TRY IT: Pictures aside, please retype the whole listing word for word.

+++ SOURCE DATA +++

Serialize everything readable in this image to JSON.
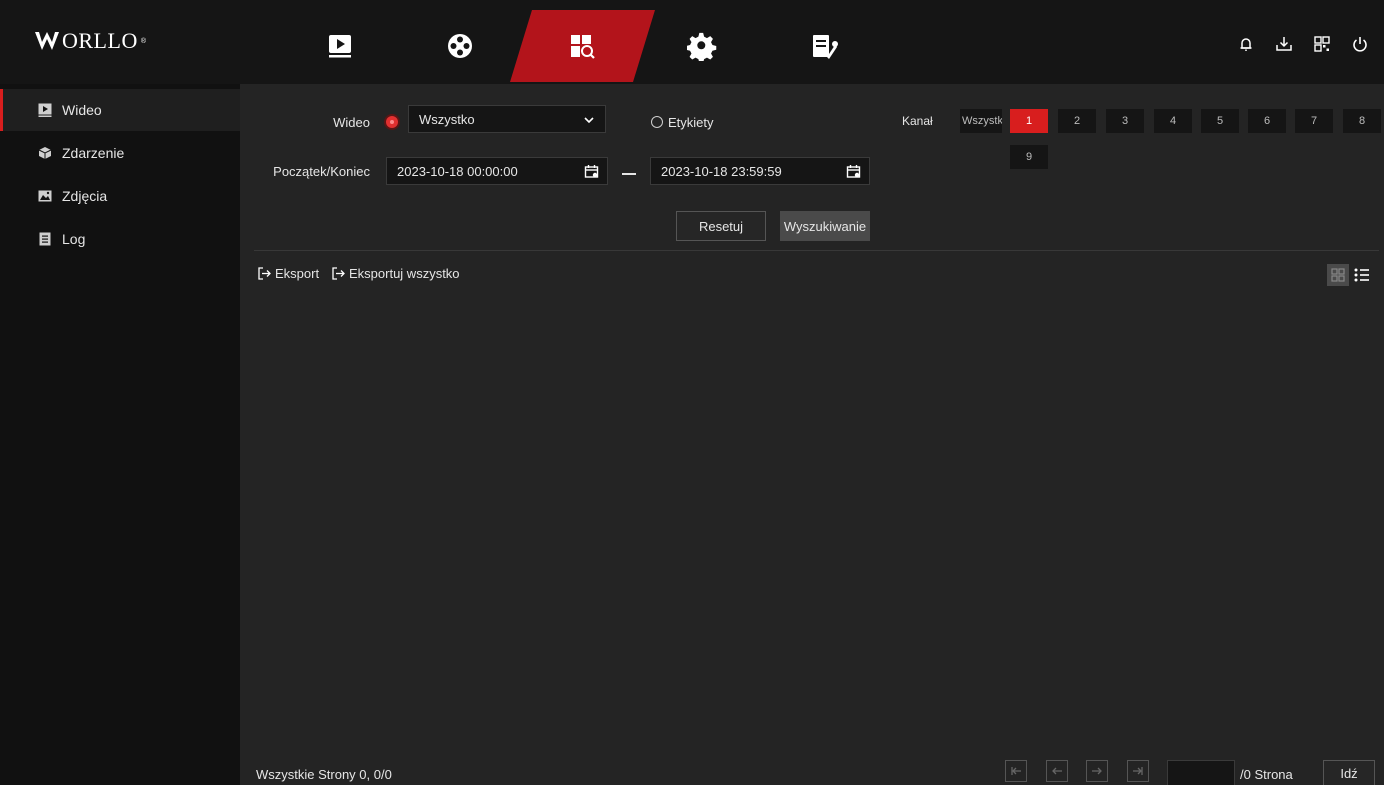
{
  "brand": {
    "logo_text": "ORLLO",
    "logo_reg": "®",
    "accent": "#d81e1e"
  },
  "topnav": {
    "tabs": [
      {
        "name": "playback",
        "icon": "play-icon",
        "active": false
      },
      {
        "name": "events",
        "icon": "film-reel-icon",
        "active": false
      },
      {
        "name": "search",
        "icon": "file-search-icon",
        "active": true
      },
      {
        "name": "settings",
        "icon": "gear-icon",
        "active": false
      },
      {
        "name": "maintenance",
        "icon": "doc-wrench-icon",
        "active": false
      }
    ],
    "right_icons": [
      "bell-icon",
      "download-icon",
      "qr-code-icon",
      "power-icon"
    ]
  },
  "sidebar": {
    "items": [
      {
        "label": "Wideo",
        "icon": "video-icon",
        "active": true
      },
      {
        "label": "Zdarzenie",
        "icon": "box-icon",
        "active": false
      },
      {
        "label": "Zdjęcia",
        "icon": "image-icon",
        "active": false
      },
      {
        "label": "Log",
        "icon": "log-icon",
        "active": false
      }
    ]
  },
  "search": {
    "video_label": "Wideo",
    "video_type_value": "Wszystko",
    "tags_label": "Etykiety",
    "range_label": "Początek/Koniec",
    "start": "2023-10-18 00:00:00",
    "end": "2023-10-18 23:59:59",
    "channel_label": "Kanał",
    "channel_all": "Wszystko",
    "channels": [
      "1",
      "2",
      "3",
      "4",
      "5",
      "6",
      "7",
      "8",
      "9"
    ],
    "active_channel": "1",
    "reset_label": "Resetuj",
    "search_label": "Wyszukiwanie"
  },
  "toolbar": {
    "export_label": "Eksport",
    "export_all_label": "Eksportuj wszystko"
  },
  "pagination": {
    "summary": "Wszystkie Strony 0, 0/0",
    "page_suffix": "/0 Strona",
    "go_label": "Idź"
  }
}
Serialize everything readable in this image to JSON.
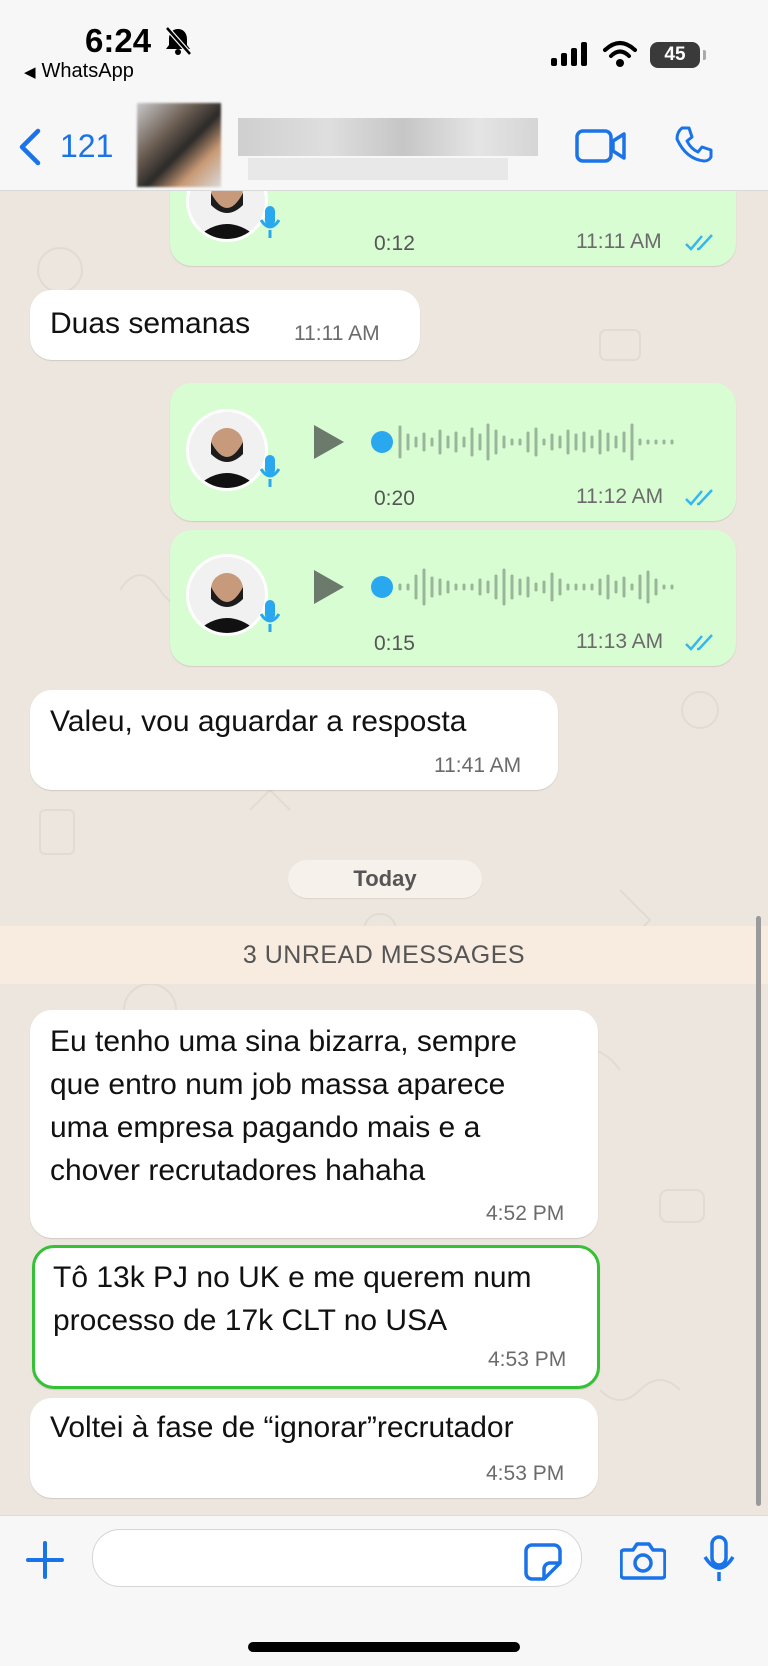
{
  "status_bar": {
    "time": "6:24",
    "back_app": "WhatsApp",
    "battery": "45"
  },
  "header": {
    "back_count": "121"
  },
  "messages": [
    {
      "type": "voice",
      "direction": "out",
      "duration": "0:12",
      "time": "11:11 AM",
      "read": true
    },
    {
      "type": "text",
      "direction": "in",
      "text": "Duas semanas",
      "time": "11:11 AM"
    },
    {
      "type": "voice",
      "direction": "out",
      "duration": "0:20",
      "time": "11:12 AM",
      "read": true
    },
    {
      "type": "voice",
      "direction": "out",
      "duration": "0:15",
      "time": "11:13 AM",
      "read": true
    },
    {
      "type": "text",
      "direction": "in",
      "text": "Valeu, vou aguardar a resposta",
      "time": "11:41 AM"
    },
    {
      "type": "text",
      "direction": "in",
      "lines": [
        "Eu tenho uma sina bizarra, sempre",
        "que entro num job massa aparece",
        "uma empresa pagando mais e a",
        "chover recrutadores hahaha"
      ],
      "time": "4:52 PM"
    },
    {
      "type": "text",
      "direction": "in",
      "lines": [
        "Tô 13k PJ no UK e me querem num",
        "processo de 17k CLT no USA"
      ],
      "time": "4:53 PM",
      "highlighted": true
    },
    {
      "type": "text",
      "direction": "in",
      "text": "Voltei à fase de “ignorar”recrutador",
      "time": "4:53 PM"
    }
  ],
  "date_divider": "Today",
  "unread_banner": "3 UNREAD MESSAGES",
  "colors": {
    "accent": "#1a73e8",
    "outgoing_bubble": "#d9fdd3",
    "incoming_bubble": "#ffffff",
    "read_ticks": "#34b7f1",
    "highlight_border": "#35c135"
  }
}
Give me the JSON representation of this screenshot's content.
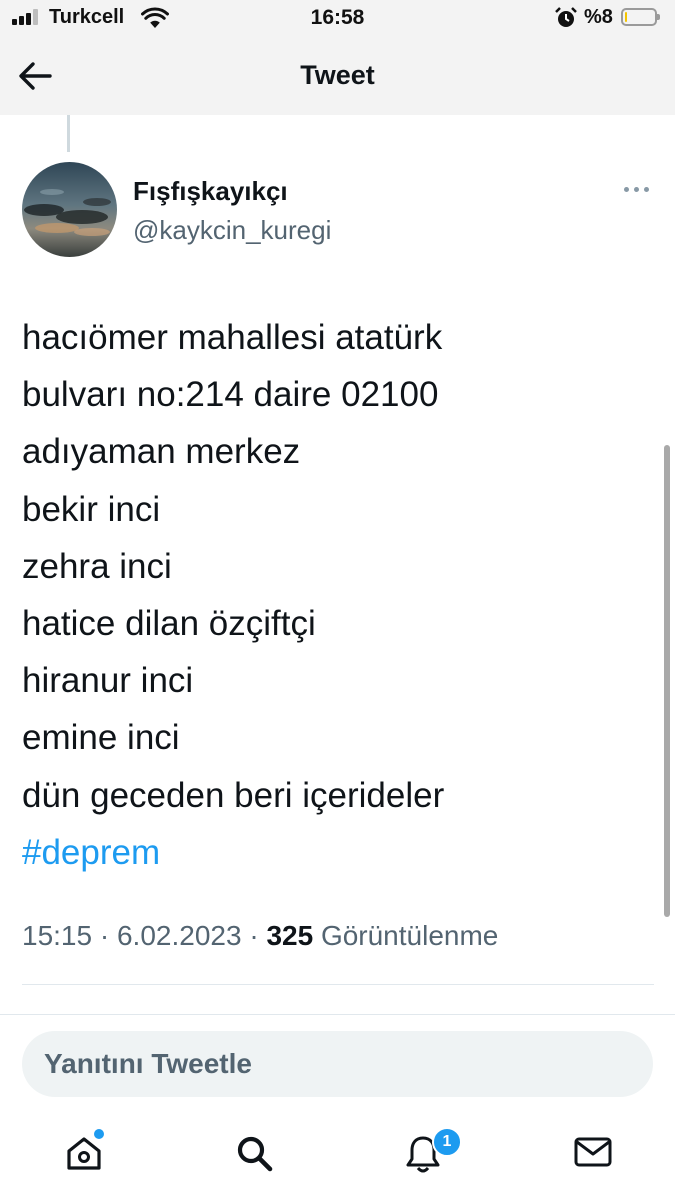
{
  "status_bar": {
    "carrier": "Turkcell",
    "time": "16:58",
    "battery_percent": "%8",
    "battery_level": 0.08,
    "signal_bars_active": 3,
    "battery_color": "#f4c400",
    "icons": [
      "signal-icon",
      "wifi-icon",
      "alarm-icon",
      "battery-icon"
    ]
  },
  "header": {
    "title": "Tweet",
    "back_icon": "arrow-left-icon"
  },
  "tweet": {
    "display_name": "Fışfışkayıkçı",
    "handle": "@kaykcin_kuregi",
    "lines": [
      "hacıömer mahallesi atatürk",
      "bulvarı no:214 daire 02100",
      "adıyaman merkez",
      "bekir inci",
      "zehra inci",
      "hatice dilan özçiftçi",
      "hiranur inci",
      "emine inci",
      "dün geceden beri içerideler"
    ],
    "hashtag": "#deprem",
    "time": "15:15",
    "date": "6.02.2023",
    "views_count": "325",
    "views_label": "Görüntülenme",
    "separator": "·"
  },
  "reply": {
    "placeholder": "Yanıtını Tweetle"
  },
  "tab_bar": {
    "items": [
      "home-icon",
      "search-icon",
      "notifications-icon",
      "messages-icon"
    ],
    "notification_badge": "1"
  },
  "colors": {
    "accent": "#1d9bf0",
    "secondary_text": "#536471",
    "primary_text": "#0f1419"
  }
}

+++

TASK OUTPUT:
Serialize everything readable in this image to JSON.
{
  "brand": {
    "logo_text": "ORLLO",
    "logo_reg": "®",
    "accent": "#d81e1e"
  },
  "topnav": {
    "tabs": [
      {
        "name": "playback",
        "icon": "play-icon",
        "active": false
      },
      {
        "name": "events",
        "icon": "film-reel-icon",
        "active": false
      },
      {
        "name": "search",
        "icon": "file-search-icon",
        "active": true
      },
      {
        "name": "settings",
        "icon": "gear-icon",
        "active": false
      },
      {
        "name": "maintenance",
        "icon": "doc-wrench-icon",
        "active": false
      }
    ],
    "right_icons": [
      "bell-icon",
      "download-icon",
      "qr-code-icon",
      "power-icon"
    ]
  },
  "sidebar": {
    "items": [
      {
        "label": "Wideo",
        "icon": "video-icon",
        "active": true
      },
      {
        "label": "Zdarzenie",
        "icon": "box-icon",
        "active": false
      },
      {
        "label": "Zdjęcia",
        "icon": "image-icon",
        "active": false
      },
      {
        "label": "Log",
        "icon": "log-icon",
        "active": false
      }
    ]
  },
  "search": {
    "video_label": "Wideo",
    "video_type_value": "Wszystko",
    "tags_label": "Etykiety",
    "range_label": "Początek/Koniec",
    "start": "2023-10-18 00:00:00",
    "end": "2023-10-18 23:59:59",
    "channel_label": "Kanał",
    "channel_all": "Wszystko",
    "channels": [
      "1",
      "2",
      "3",
      "4",
      "5",
      "6",
      "7",
      "8",
      "9"
    ],
    "active_channel": "1",
    "reset_label": "Resetuj",
    "search_label": "Wyszukiwanie"
  },
  "toolbar": {
    "export_label": "Eksport",
    "export_all_label": "Eksportuj wszystko"
  },
  "pagination": {
    "summary": "Wszystkie Strony 0, 0/0",
    "page_suffix": "/0 Strona",
    "go_label": "Idź"
  }
}
Serialize everything readable in this image to JSON.
{
  "status_bar": {
    "time": "6:24",
    "back_app": "WhatsApp",
    "battery": "45"
  },
  "header": {
    "back_count": "121"
  },
  "messages": [
    {
      "type": "voice",
      "direction": "out",
      "duration": "0:12",
      "time": "11:11 AM",
      "read": true
    },
    {
      "type": "text",
      "direction": "in",
      "text": "Duas semanas",
      "time": "11:11 AM"
    },
    {
      "type": "voice",
      "direction": "out",
      "duration": "0:20",
      "time": "11:12 AM",
      "read": true
    },
    {
      "type": "voice",
      "direction": "out",
      "duration": "0:15",
      "time": "11:13 AM",
      "read": true
    },
    {
      "type": "text",
      "direction": "in",
      "text": "Valeu, vou aguardar a resposta",
      "time": "11:41 AM"
    },
    {
      "type": "text",
      "direction": "in",
      "lines": [
        "Eu tenho uma sina bizarra, sempre",
        "que entro num job massa aparece",
        "uma empresa pagando mais e a",
        "chover recrutadores hahaha"
      ],
      "time": "4:52 PM"
    },
    {
      "type": "text",
      "direction": "in",
      "lines": [
        "Tô 13k PJ no UK e me querem num",
        "processo de 17k CLT no USA"
      ],
      "time": "4:53 PM",
      "highlighted": true
    },
    {
      "type": "text",
      "direction": "in",
      "text": "Voltei à fase de “ignorar”recrutador",
      "time": "4:53 PM"
    }
  ],
  "date_divider": "Today",
  "unread_banner": "3 UNREAD MESSAGES",
  "colors": {
    "accent": "#1a73e8",
    "outgoing_bubble": "#d9fdd3",
    "incoming_bubble": "#ffffff",
    "read_ticks": "#34b7f1",
    "highlight_border": "#35c135"
  }
}
Give me the JSON representation of this screenshot's content.
{
  "status_bar": {
    "carrier": "Turkcell",
    "time": "16:58",
    "battery_percent": "%8",
    "battery_level": 0.08,
    "signal_bars_active": 3,
    "battery_color": "#f4c400",
    "icons": [
      "signal-icon",
      "wifi-icon",
      "alarm-icon",
      "battery-icon"
    ]
  },
  "header": {
    "title": "Tweet",
    "back_icon": "arrow-left-icon"
  },
  "tweet": {
    "display_name": "Fışfışkayıkçı",
    "handle": "@kaykcin_kuregi",
    "lines": [
      "hacıömer mahallesi atatürk",
      "bulvarı no:214 daire 02100",
      "adıyaman merkez",
      "bekir inci",
      "zehra inci",
      "hatice dilan özçiftçi",
      "hiranur inci",
      "emine inci",
      "dün geceden beri içerideler"
    ],
    "hashtag": "#deprem",
    "time": "15:15",
    "date": "6.02.2023",
    "views_count": "325",
    "views_label": "Görüntülenme",
    "separator": "·"
  },
  "reply": {
    "placeholder": "Yanıtını Tweetle"
  },
  "tab_bar": {
    "items": [
      "home-icon",
      "search-icon",
      "notifications-icon",
      "messages-icon"
    ],
    "notification_badge": "1"
  },
  "colors": {
    "accent": "#1d9bf0",
    "secondary_text": "#536471",
    "primary_text": "#0f1419"
  }
}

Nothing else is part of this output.